Omnichannel data that DMBs provide allow marketers to customize their ads even further.

What is a DSP used for?

It is the ‘middleman’ between the web owner and the marketer. The DSP works with the supply-side platform through the ad exchange to place ads.

The advertiser negotiates for bids in the SSP (in real-time) through the DSP.

The value of an impression is determined on a cost per thousand (CMP) basis.  It’s worthwhile to note that a marketer can control the money they spend in their campaigns, as they set the CMP. 

What is a DMP used for?

It assists in the buyers’ cycle management as well as segmentation and personalization in real-time. For example, for firms offering subscription services or typically any product, learning their customer’s cycle, allows them to optimize their campaigns, at the right time. This decreases the uninstallation rates and improves ROI. 

It also assists in personalizing the customer’s experience with a brand.                                

DSP vs DMP, what’s the difference?

To summarize all this, a DSP is designed to collect data. They help marketers in placing their bids, buying impressions and monitoring their campaigns.

On the other hand, a DMP does the following.

  • Omnichannel and multichannel marketing to help execute your omnichannel strategy
  • Audience segmentation (behavioural, demographic, psychographic)
  • Analysis of engagement, retention and acquisition.

What is a DSP and DMP hybrid?

To favourably compete in the market, many advertisers are opting to use both the DMB and the DSP. This makes the advertisements more effective and easier to manage.

However, whether using the two on a tandem or separately is a good idea depends on the needs of your company.

When is using the DSP and the DMP hybrid a great idea?

Here is why companies prefer using a hybrid

  • Only one employee is required to manage the advertisement platforms
  • It’s easier to monitor the spending habits of your customers
  • It simplifies the digital ad purchase and analysis

Why you might consider using the DSP and DMP independently

  • Every customer is unique and requires sophisticated analysis to understand their taste and habits 
  • Your client’s acquisition might differ in all your channels, and so is your digital marketing management needs
  • Reports of customers data are required for the business as a whole, and not only for the marketing department.

Take away

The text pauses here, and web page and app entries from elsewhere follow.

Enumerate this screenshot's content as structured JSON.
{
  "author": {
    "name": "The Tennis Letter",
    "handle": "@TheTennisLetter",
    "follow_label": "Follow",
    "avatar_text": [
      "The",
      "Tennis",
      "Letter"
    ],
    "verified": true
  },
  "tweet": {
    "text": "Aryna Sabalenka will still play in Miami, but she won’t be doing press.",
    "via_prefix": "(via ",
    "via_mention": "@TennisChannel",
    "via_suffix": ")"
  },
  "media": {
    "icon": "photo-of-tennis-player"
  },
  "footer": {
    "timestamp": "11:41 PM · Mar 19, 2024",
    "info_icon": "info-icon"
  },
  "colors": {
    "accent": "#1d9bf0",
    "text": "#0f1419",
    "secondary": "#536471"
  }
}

The debate of DMP vs DSP can go on and on. Yet, the best option relies on the needs of your business. However, it’s essential to use both of them, separately or as a tandem. And enjoy the benefits. They both help you in optimizing your campaigns for the best results.

Also read our article on “Is Facebook a DSP?